I have spent so much of my life trying to get someone to understand whatever it is I’m going through. No matter how good our lives are, there’s always some element of suffering or painful giving of ourselves. For goodness sake, I’m sitting here living this beautiful, privileged life and feeling nostalgic over parts of my past, parts that were actually quite miserable – and yet in my head those memories have a glow, a golden backlight. Nostalgia is like Instagram: it makes life look a little better than it actually feels.
We all have our own brand of suffering that no one will ever fully get, but how we choose to handle the suffering is critical. Most of us go around either pretending our hurt and questions don’t exist, or, getting so stuck in our hurt and questions we’re searching strangers’ eyes to see if they feel it, too – to see if maybe someone gets us and the way life kind of hurts even when we’re not sure why. The only way I can figure to live life wholeheartedly is this: don’t invalidate your own suffering, but don’t get hung up on it either.
Two summers ago I was going out running in the morning before my daughter woke up. It was too hot to go outside at any other point during the day, so I was trying to get exercise in before the heat really set in. I would always get to about halfway through my run, turn the corner, and start feeling tired. It was always at the same point, and I always thought I wasn’t trying hard enough and that I needed to push through it so I could get in better shape. Basically I thought the reasons it felt hard had something to do with my own lack of discipline and effort. One day as I hit that spot again, the narrative in my head was interrupted as I realized there was a slight incline for about half a mile starting at that halfway point. It instantly connected to my life, as I always tend to blame myself when I’m struggling through a season, but I realized that in life, a lot of times we’re running uphill without realizing it. We don’t see all the reasons it’s a difficult season, but you’re not making it up and it’s not your fault. It doesn’t change the fact that it feels hard, and that it’s going to take extra effort, but it’s still nice to know it’s not all in your head.

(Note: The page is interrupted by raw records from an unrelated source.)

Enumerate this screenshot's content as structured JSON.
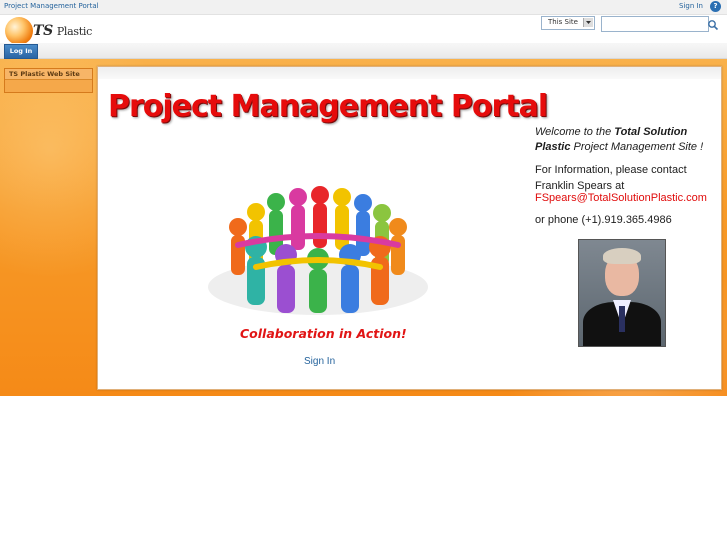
{
  "topbar": {
    "site_title": "Project Management Portal",
    "sign_in": "Sign In",
    "help_glyph": "?"
  },
  "header": {
    "logo_ts": "TS",
    "logo_plastic": "Plastic",
    "scope_selected": "This Site",
    "search_placeholder": ""
  },
  "nav": {
    "tab_label": "Log In"
  },
  "quicklaunch": {
    "items": [
      {
        "label": "TS Plastic Web Site"
      }
    ]
  },
  "main": {
    "banner_title": "Project Management Portal",
    "tagline": "Collaboration in Action!",
    "sign_in_link": "Sign In",
    "welcome_prefix": "Welcome to the ",
    "welcome_bold1": "Total Solution",
    "welcome_bold2": "Plastic",
    "welcome_suffix": " Project Management Site !",
    "contact_text": "For Information, please contact Franklin Spears at",
    "email": "FSpears@TotalSolutionPlastic.com",
    "phone": "or phone (+1).919.365.4986"
  },
  "colors": {
    "accent_orange": "#f79a28",
    "brand_red": "#e60c0c",
    "link_blue": "#26649d"
  },
  "icons": [
    "help-icon",
    "search-icon",
    "dropdown-arrow-icon"
  ]
}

The truth is, in an objective sense, my life is pretty wonderful. Although I still have conflicted feelings about where I am and what I’m doing there’s nothing I would actually change. What I keep finding is that there is so much grace in this life. It would be dishonest to say that I always love my life, but after the tough moments pass, I feel the beauty of God seeping in through all my cracks. And yes, we need to follow Christ with our crosses, but he is also a God of hope. Without a comprehensive theology of both suffering and hope I can’t live wholeheartedly, both acknowledging the suffering and also not getting hung up on it.
Part of the problem is we can never see it all clearly. We can’t hold life all at once and get a good look at it. Even the past, with 20/20 hindsight, is limited to the narrow scope of our limited perspective. But occasionally I have a moment of clarity, and I’m comforted to see that there was meaning to my struggle, that the questions I had did resolve, and that I am in a better place now than I was then. I am grateful to have enough years under my belt at this point to finally start feeling like I know something about myself, but I imagine in another thirty years I’ll look back and know for certain that I knew nothing. Except maybe the enduring love of Christ and that He is certainly our hope.